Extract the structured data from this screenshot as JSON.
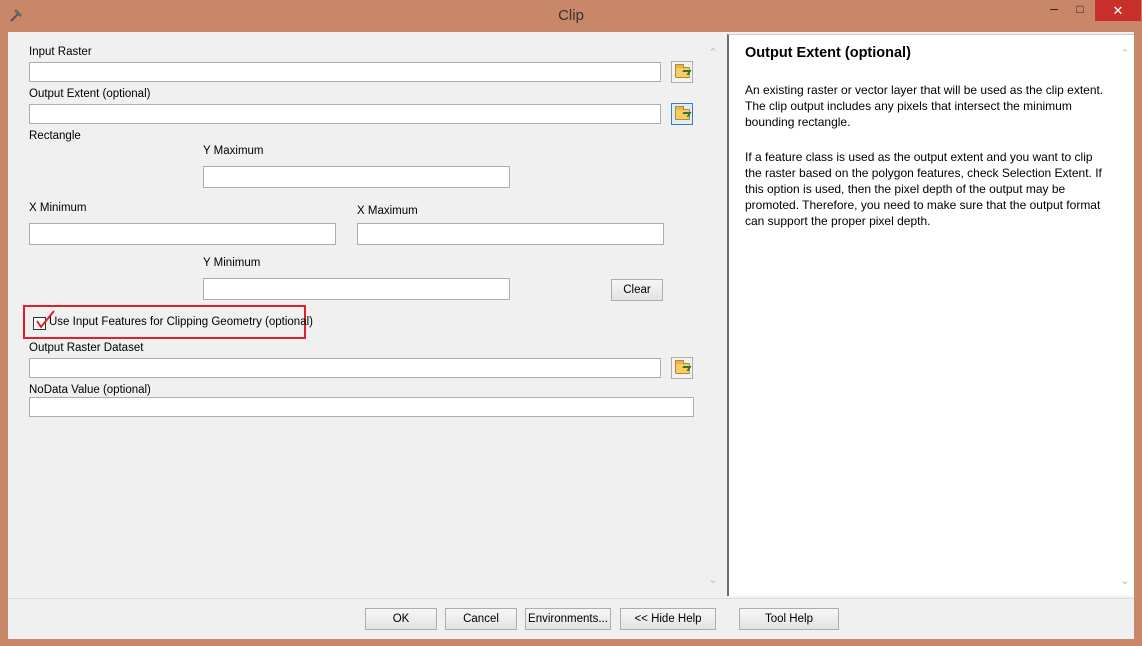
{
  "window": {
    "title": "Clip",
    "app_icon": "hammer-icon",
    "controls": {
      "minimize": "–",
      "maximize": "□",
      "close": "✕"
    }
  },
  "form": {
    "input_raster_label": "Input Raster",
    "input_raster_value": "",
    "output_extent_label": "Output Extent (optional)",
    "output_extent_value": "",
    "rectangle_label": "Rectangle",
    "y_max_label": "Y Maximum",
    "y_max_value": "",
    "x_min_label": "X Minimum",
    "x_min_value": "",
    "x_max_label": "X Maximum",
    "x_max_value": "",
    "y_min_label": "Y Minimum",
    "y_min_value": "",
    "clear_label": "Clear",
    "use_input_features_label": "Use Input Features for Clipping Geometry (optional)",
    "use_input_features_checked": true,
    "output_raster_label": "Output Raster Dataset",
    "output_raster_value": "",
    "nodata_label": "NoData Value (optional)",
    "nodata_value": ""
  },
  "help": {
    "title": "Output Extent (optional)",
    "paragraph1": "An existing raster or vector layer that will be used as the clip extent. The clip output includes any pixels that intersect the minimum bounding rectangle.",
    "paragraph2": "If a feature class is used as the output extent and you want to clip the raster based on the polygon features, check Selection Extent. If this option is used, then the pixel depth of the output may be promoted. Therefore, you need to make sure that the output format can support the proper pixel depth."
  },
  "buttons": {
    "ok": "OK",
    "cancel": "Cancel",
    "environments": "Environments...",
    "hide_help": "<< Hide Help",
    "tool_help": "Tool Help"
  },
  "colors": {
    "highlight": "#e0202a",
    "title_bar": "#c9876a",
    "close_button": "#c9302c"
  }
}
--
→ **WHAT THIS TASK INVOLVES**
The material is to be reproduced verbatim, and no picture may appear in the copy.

→ **RESPONSE BOX**
Extract the structured data from this screenshot as JSON.
{
  "window": {
    "title": "Clip",
    "app_icon": "hammer-icon",
    "controls": {
      "minimize": "–",
      "maximize": "□",
      "close": "✕"
    }
  },
  "form": {
    "input_raster_label": "Input Raster",
    "input_raster_value": "",
    "output_extent_label": "Output Extent (optional)",
    "output_extent_value": "",
    "rectangle_label": "Rectangle",
    "y_max_label": "Y Maximum",
    "y_max_value": "",
    "x_min_label": "X Minimum",
    "x_min_value": "",
    "x_max_label": "X Maximum",
    "x_max_value": "",
    "y_min_label": "Y Minimum",
    "y_min_value": "",
    "clear_label": "Clear",
    "use_input_features_label": "Use Input Features for Clipping Geometry (optional)",
    "use_input_features_checked": true,
    "output_raster_label": "Output Raster Dataset",
    "output_raster_value": "",
    "nodata_label": "NoData Value (optional)",
    "nodata_value": ""
  },
  "help": {
    "title": "Output Extent (optional)",
    "paragraph1": "An existing raster or vector layer that will be used as the clip extent. The clip output includes any pixels that intersect the minimum bounding rectangle.",
    "paragraph2": "If a feature class is used as the output extent and you want to clip the raster based on the polygon features, check Selection Extent. If this option is used, then the pixel depth of the output may be promoted. Therefore, you need to make sure that the output format can support the proper pixel depth."
  },
  "buttons": {
    "ok": "OK",
    "cancel": "Cancel",
    "environments": "Environments...",
    "hide_help": "<< Hide Help",
    "tool_help": "Tool Help"
  },
  "colors": {
    "highlight": "#e0202a",
    "title_bar": "#c9876a",
    "close_button": "#c9302c"
  }
}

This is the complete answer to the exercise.